Carrots can be grown in a variety of sizes and forms - traditional long, tapered ones, short ones, tiny finger-like ones, even little round ones. There are yellow, orange, and even purple varieties.
These root vegetables are the domestic descendants of Queen Anne's Lace, the edible wild carrot. Breeding has developed better flavor and sweetness by reducing the size of the pale core, which is lower in sugar and vitamins, and increasing the sweet fleshy part of the root.
Most varieties of carrots require about seventy growing days.
Carrots are cool-weather plants. Growing them in really warm weather results in a woody texture and poor flavor and color. Growing through the hot summer sometimes results in carrots that have "bolted" - that is, flowered and set seed. Some varieties are bred to be bolt-resistant.
In warm climates, carrots are grown in the fall, winter and spring. In cold climates they are grown in the spring, summer, and fall, and can be left in the ground all winter and harvested the following spring during 'mud season' - a real prize for the gardener!
Carrots prefer a sunny site, but they can be grown in partial shade.
These vegetables need consistent moisture and good drainage. If you're growing them in raised beds or in a dry area, be sure to water regularly. The very long varieties can get by with a little less water, since the root reaches deep into the soil below the dry surface.
Soil that has been amended with organic matter will retain moisture better. Mulching helps keep soil moist.
Carrots like a deep, loose, fertile loam. If your topsoil is shallow, or if the soil is quite heavy even after amending, you can still grow the shorter varieties. The soil should have a very fine texture. If carrots encounter obstacles like stones, clay lumps, debris, and so on, they will twist, bend, fork, or even stop growing entirely.Carrots are a root crop, so the ideal soil is rather low in nitrogen and high in phosphorus and potassium. The ideal pH is around 6.5.
In cool climates, you can plant carrot seeds in early spring, as much as four weeks before the last expected frost.
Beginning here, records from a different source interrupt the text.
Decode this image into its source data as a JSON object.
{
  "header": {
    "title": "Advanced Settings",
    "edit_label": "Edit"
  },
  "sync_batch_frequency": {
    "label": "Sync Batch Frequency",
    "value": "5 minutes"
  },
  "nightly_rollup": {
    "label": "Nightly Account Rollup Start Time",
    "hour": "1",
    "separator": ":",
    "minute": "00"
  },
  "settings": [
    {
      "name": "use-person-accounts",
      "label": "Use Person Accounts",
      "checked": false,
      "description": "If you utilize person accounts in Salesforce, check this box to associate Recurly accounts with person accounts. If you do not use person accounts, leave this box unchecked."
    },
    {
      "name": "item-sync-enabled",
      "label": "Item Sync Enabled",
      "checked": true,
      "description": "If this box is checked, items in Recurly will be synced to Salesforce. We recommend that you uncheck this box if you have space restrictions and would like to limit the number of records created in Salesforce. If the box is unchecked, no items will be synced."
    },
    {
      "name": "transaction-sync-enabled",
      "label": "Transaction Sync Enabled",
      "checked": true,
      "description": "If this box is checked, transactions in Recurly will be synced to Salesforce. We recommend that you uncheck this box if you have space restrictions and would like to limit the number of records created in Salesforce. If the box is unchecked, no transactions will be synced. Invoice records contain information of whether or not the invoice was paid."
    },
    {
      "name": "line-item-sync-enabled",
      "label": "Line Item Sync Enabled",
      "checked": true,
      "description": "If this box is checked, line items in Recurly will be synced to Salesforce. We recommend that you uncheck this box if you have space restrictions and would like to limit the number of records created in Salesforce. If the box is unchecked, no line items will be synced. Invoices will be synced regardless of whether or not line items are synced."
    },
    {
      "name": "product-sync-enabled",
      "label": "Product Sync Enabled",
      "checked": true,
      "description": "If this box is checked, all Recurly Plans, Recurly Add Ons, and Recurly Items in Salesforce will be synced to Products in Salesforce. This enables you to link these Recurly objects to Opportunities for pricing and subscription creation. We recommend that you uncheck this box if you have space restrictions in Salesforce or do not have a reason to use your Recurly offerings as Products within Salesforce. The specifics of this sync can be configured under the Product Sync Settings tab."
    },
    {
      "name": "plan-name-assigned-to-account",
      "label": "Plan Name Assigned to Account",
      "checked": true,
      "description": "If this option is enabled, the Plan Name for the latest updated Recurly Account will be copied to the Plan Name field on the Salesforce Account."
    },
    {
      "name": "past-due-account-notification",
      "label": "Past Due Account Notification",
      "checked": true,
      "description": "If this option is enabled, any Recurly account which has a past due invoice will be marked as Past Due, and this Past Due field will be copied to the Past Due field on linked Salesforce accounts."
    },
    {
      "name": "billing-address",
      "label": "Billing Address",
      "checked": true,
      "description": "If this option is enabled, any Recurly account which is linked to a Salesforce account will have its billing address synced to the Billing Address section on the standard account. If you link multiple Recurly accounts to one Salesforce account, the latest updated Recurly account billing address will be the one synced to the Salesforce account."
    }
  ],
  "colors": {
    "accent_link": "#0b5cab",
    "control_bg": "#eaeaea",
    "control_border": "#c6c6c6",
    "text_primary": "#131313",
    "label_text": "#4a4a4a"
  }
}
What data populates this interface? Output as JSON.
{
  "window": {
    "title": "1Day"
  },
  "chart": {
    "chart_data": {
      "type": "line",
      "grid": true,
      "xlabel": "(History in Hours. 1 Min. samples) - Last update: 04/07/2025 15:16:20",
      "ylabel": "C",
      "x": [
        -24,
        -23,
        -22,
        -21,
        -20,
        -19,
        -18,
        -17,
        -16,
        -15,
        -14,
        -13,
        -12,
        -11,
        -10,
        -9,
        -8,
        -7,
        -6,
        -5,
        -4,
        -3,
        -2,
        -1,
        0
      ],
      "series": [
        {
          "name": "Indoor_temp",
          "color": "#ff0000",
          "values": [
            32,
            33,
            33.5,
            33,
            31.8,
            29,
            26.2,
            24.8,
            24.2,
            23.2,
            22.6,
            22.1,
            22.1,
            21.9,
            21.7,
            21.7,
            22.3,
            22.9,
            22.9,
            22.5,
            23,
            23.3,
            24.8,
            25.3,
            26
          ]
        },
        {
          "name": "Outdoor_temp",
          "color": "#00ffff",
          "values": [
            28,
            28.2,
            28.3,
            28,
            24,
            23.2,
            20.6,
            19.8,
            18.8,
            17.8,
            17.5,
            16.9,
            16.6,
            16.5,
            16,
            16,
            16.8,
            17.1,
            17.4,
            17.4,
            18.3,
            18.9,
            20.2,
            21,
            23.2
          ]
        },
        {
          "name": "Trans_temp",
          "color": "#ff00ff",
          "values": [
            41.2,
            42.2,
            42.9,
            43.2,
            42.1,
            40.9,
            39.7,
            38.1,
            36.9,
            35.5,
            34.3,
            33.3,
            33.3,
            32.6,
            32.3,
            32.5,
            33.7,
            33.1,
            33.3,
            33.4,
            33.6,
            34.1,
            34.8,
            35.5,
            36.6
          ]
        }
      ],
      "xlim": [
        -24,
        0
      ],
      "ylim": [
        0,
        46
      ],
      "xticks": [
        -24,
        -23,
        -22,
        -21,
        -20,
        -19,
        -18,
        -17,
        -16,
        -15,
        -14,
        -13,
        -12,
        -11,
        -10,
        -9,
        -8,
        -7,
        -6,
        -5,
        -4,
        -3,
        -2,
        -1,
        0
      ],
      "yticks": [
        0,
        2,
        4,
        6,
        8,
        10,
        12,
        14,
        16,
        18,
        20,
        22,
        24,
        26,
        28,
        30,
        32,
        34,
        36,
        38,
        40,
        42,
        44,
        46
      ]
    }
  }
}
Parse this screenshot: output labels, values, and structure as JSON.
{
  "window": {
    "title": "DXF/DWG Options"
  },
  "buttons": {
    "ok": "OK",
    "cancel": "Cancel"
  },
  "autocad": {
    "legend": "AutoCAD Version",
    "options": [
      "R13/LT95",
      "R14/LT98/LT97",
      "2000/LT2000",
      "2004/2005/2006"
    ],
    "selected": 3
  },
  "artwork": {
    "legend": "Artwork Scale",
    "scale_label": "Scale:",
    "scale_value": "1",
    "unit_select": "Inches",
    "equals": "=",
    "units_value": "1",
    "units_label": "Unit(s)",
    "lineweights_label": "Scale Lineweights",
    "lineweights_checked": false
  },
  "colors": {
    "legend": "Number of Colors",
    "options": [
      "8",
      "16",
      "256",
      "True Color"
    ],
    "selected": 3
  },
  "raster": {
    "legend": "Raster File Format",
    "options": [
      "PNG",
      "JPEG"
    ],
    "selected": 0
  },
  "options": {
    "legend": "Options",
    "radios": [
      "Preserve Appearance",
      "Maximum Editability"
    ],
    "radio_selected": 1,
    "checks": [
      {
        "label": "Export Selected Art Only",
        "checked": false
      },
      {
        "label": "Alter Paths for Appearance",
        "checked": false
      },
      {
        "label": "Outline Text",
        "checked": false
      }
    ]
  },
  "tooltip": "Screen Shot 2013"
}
Continue to sow seed every two weeks or so until the first of August, so that you will have mature carrots in late fall and early winter.
Seed is sown directly in the garden. Planting in single rows makes it easier to mulch and preserve moisture.
Wet the seed bed or furrow thoroughly before planting to speed up germination. Space seeds about one inch apart.
Carrot seeds are tiny. Some gardeners mix them with sand or coffee grounds to make it easier to distribute them evenly. It is possible to purchase pelleted seeds of some varieties.
Cover the seeds with about one-half inch of very light soil, sifted compost, or vermiculite.
Water with a fine spray. Cover with a light layer of straw or salt hay to shade the seeds and preserve moisture. Some gardeners cover the planting site with wet burlap, especially if they are going to be away for a few days and won't be able to water the seeds. Some gardeners plant carrot seed together with quick-germinating radish seed; the radish seedlings will sprout first and shade the slower carrot seedlings.
Carrot seedlings take a long time to germinate. Keep the bed moist, and be patient.
Carrots should be thinned several times during their growth period. The first thinning should take place when the seedlings are one to two inches high. Eliminate any seedlings that are closer than half an inch to another seedling. The easiest method is to use scissors to snip them off without damaging the seedlings left to grow.
Thin a second time when the row is looking crowded, and a third time if necessary. These tiny carrots can be pulled up and eaten. (They're especially good tossed in salads.) After the final thinning, each plant should have enough room to grow to maturity.
Keep carrots moist while they are growing, and water regularly during dry weather. Many gardeners apply liquid fertilizer once, when the carrot tops are about six inches tall.
The last crop can be heavily mulched and left in the ground over the winter for a spring harvest.
Carrots are easy to harvest. Give them a twist when you pull them up, so that the top does not break off in your hand, leaving the root in the ground. Cut the leaves off right away. They look pretty, but they will continue to grow, pulling moisture and nourishment out of the edible root.Carrots keep a long time in the refrigerator. They can also be stored outdoors in boxes placed in mulched pits or trenches, or in the cellar in garbage cans filled with moist sand.
Varieties to Grow
'Danvers Half-Long' - 1871 - a short, early variety
'Early Scarlet Horn' - a small carrot
'Nantes' - 1870 - a short, early variety
'Touchon' - sweet and tender
Oxheart' - 1884 - a round variety
'Imperator' - stores well
'Orlando Gold' - resists bolting
'Short-n-Sweet' - good for poor or heavy soil
'Purple Dragon' - purple skin, light yellow core